## [INFORMATION GIVEN]
■ ■ ■ ■ ■
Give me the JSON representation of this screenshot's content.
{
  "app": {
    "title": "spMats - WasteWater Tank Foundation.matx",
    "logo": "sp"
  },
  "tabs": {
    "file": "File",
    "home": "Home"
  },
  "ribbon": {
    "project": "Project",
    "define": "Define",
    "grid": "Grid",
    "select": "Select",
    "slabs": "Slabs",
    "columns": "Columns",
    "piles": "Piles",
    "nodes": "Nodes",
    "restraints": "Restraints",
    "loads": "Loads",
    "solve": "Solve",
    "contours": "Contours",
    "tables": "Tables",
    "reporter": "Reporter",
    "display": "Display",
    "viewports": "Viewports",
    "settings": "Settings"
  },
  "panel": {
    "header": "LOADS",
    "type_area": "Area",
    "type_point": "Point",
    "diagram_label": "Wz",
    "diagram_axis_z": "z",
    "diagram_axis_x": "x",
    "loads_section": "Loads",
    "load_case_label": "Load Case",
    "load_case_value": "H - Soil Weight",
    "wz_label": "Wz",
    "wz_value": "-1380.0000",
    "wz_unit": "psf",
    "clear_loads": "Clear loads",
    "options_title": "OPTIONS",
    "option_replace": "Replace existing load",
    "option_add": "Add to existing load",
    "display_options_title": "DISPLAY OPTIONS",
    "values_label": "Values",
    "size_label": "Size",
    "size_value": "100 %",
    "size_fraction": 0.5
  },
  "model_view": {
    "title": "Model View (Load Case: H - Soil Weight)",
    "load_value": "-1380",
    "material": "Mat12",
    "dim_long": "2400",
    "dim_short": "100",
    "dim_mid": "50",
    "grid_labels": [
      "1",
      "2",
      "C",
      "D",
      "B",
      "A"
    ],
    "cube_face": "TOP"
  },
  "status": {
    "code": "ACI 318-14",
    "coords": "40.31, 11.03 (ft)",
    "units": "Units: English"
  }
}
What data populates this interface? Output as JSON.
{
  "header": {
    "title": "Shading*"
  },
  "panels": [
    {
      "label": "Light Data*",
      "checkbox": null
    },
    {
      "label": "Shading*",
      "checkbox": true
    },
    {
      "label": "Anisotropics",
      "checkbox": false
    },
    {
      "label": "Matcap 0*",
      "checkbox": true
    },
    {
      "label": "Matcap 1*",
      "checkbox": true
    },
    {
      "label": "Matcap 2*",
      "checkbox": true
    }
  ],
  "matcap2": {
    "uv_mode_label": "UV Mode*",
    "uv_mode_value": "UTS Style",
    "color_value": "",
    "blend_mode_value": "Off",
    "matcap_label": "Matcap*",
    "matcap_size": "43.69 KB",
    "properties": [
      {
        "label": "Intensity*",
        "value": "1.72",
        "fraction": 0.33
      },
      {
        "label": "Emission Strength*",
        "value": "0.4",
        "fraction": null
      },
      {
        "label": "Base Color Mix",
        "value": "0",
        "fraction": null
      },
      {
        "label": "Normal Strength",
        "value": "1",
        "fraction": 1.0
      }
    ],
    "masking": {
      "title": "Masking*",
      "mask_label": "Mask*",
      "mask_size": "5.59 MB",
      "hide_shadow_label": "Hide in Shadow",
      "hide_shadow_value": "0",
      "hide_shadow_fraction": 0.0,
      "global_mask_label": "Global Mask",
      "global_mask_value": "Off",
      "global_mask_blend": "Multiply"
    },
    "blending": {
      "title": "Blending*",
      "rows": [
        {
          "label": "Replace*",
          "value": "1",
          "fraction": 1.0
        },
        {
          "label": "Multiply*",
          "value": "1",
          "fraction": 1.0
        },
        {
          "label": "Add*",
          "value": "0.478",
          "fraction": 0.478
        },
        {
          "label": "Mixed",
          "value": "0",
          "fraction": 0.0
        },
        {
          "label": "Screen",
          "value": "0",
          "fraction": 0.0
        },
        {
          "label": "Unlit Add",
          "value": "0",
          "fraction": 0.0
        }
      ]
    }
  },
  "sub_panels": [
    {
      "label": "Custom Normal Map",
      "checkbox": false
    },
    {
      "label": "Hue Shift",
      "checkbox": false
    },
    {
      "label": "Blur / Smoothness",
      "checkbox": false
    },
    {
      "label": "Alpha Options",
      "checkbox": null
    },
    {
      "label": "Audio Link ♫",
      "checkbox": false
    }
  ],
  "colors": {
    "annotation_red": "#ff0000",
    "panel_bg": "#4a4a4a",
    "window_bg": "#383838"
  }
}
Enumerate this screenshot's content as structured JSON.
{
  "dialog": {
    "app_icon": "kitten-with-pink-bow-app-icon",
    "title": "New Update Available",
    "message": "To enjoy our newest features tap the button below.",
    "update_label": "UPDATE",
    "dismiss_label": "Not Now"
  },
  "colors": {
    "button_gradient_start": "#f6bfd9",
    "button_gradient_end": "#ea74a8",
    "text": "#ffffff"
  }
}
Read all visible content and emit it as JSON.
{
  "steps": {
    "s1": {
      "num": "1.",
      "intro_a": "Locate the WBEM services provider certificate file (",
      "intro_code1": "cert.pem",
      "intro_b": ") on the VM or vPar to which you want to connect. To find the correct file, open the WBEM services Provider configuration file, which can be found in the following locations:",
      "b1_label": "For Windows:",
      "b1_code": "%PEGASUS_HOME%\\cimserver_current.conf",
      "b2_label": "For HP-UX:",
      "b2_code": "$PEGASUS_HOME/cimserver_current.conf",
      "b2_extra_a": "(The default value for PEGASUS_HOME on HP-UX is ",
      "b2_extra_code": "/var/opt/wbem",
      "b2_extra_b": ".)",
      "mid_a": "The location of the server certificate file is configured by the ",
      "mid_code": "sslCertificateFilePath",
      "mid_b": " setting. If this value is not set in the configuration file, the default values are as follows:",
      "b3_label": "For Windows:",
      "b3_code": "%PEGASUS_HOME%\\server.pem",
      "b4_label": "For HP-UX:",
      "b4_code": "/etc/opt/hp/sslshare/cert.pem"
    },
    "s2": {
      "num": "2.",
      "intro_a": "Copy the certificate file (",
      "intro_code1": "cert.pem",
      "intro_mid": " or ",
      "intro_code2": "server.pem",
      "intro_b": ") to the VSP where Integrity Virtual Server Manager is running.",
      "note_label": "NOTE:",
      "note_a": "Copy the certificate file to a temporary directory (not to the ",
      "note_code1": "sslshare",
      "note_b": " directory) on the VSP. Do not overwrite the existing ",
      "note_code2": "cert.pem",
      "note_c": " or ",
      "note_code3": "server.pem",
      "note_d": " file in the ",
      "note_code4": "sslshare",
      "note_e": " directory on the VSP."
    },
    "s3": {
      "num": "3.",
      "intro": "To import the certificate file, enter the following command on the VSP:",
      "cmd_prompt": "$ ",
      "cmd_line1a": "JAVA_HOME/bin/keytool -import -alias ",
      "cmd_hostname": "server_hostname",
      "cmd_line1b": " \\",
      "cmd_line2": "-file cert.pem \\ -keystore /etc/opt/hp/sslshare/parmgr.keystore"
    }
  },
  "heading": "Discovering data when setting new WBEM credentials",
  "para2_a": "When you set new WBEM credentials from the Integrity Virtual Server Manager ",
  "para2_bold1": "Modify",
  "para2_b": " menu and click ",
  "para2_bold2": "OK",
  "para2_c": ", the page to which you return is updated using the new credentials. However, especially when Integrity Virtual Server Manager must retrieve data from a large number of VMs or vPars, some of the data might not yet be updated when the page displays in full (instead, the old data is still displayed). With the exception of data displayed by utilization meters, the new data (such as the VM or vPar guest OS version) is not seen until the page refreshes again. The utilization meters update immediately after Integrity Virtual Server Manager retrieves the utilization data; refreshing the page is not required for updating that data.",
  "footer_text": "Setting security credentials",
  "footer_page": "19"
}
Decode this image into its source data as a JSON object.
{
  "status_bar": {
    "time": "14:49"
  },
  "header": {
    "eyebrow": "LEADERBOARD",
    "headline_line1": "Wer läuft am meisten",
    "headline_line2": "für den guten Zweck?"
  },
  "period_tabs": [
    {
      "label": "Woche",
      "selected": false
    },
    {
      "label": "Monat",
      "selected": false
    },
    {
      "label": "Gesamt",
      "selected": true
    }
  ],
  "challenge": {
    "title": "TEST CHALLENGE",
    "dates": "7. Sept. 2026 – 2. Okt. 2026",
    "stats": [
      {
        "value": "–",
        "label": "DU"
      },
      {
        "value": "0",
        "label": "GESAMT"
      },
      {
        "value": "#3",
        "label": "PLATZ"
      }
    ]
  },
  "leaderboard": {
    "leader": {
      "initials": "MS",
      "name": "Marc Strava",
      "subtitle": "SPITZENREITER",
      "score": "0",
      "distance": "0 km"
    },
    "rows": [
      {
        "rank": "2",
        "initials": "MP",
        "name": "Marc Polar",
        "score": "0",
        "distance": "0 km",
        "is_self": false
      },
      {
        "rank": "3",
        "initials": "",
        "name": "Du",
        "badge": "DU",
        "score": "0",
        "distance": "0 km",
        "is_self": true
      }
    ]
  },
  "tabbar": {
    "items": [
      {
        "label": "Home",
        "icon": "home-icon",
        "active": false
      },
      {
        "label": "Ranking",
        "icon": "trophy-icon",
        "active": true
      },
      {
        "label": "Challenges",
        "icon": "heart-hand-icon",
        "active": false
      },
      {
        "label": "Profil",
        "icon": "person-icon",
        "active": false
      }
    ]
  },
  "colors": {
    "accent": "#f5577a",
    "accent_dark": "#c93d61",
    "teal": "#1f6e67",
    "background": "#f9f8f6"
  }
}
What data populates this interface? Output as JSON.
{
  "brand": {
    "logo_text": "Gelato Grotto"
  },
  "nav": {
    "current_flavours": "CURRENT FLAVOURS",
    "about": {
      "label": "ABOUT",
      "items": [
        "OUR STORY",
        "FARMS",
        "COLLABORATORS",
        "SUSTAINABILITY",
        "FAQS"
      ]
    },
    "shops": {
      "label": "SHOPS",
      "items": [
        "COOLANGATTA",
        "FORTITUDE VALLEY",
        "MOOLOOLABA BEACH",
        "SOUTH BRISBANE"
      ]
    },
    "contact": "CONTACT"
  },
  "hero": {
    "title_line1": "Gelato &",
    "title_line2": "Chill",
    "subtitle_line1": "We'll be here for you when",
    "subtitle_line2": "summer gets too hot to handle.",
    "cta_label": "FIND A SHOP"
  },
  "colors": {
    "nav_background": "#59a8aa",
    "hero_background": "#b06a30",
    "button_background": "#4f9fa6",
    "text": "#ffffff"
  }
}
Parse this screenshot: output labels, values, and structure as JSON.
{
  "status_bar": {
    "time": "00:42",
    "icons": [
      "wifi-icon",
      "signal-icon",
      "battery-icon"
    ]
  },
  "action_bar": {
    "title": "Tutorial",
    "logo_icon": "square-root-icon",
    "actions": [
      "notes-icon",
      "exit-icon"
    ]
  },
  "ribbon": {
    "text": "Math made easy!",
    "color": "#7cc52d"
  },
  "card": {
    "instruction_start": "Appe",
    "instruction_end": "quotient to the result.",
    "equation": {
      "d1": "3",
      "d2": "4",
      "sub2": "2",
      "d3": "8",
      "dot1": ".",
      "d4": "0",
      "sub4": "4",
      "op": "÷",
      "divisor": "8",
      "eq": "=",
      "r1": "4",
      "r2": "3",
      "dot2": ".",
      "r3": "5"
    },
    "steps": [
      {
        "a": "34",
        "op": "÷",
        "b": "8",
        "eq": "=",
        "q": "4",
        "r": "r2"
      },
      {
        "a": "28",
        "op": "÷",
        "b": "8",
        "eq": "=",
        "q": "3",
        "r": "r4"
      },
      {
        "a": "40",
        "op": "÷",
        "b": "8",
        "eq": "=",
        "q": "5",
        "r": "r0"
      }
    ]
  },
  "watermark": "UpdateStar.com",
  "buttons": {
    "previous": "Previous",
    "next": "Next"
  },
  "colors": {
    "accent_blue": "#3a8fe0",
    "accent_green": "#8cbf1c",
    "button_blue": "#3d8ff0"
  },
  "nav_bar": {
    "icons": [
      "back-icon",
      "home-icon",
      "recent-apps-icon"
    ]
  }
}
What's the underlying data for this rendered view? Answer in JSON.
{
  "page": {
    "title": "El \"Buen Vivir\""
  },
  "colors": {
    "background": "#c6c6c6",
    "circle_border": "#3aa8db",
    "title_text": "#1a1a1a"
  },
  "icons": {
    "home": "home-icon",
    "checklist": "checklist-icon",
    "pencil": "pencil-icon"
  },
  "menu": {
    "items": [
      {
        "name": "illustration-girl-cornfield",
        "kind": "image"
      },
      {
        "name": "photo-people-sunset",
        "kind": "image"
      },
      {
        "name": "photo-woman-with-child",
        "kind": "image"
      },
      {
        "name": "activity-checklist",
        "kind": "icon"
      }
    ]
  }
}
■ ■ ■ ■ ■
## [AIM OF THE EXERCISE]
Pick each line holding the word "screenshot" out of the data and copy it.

## [ANSWER TO THE PROBLEM]
Give me the JSON representation of this screenshot's content.
Enumerate this screenshot's content as structured JSON.
Parse this screenshot: output labels, values, and structure as JSON.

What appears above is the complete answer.